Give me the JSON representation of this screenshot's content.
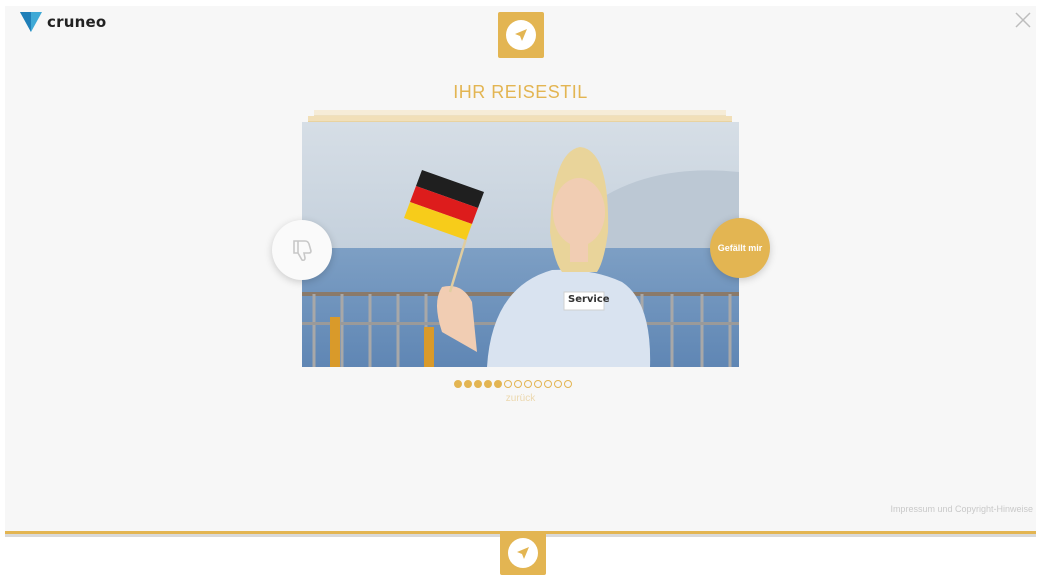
{
  "header": {
    "logo_text": "cruneo",
    "close_icon": "close-icon"
  },
  "badge": {
    "icon": "navigation-arrow-icon"
  },
  "question": {
    "title": "IHR REISESTIL"
  },
  "card": {
    "image_label": "Service"
  },
  "actions": {
    "dislike_icon": "thumbs-down-icon",
    "like_label": "Gefällt mir"
  },
  "progress": {
    "total": 12,
    "completed": 5
  },
  "navigation": {
    "back_label": "zurück"
  },
  "footer": {
    "legal_link": "Impressum und Copyright-Hinweise"
  },
  "colors": {
    "accent": "#e3b552",
    "background": "#f7f7f7"
  }
}
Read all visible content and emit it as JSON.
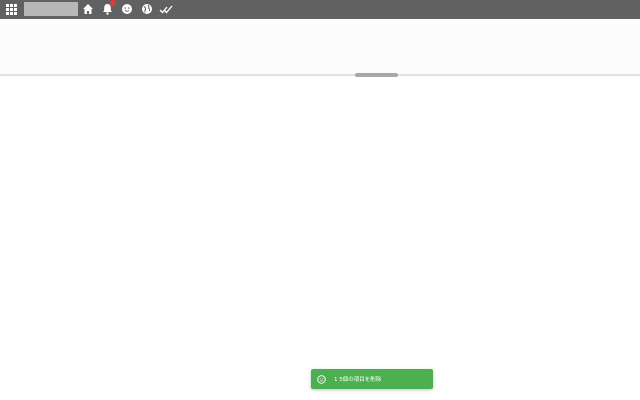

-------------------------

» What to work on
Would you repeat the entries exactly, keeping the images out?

» Answer box
Give me the JSON representation of this screenshot's content.
{
  "header": {
    "logo_text": "cruneo",
    "close_icon": "close-icon"
  },
  "badge": {
    "icon": "navigation-arrow-icon"
  },
  "question": {
    "title": "IHR REISESTIL"
  },
  "card": {
    "image_label": "Service"
  },
  "actions": {
    "dislike_icon": "thumbs-down-icon",
    "like_label": "Gefällt mir"
  },
  "progress": {
    "total": 12,
    "completed": 5
  },
  "navigation": {
    "back_label": "zurück"
  },
  "footer": {
    "legal_link": "Impressum und Copyright-Hinweise"
  },
  "colors": {
    "accent": "#e3b552",
    "background": "#f7f7f7"
  }
}
Read all visible content and emit it as JSON.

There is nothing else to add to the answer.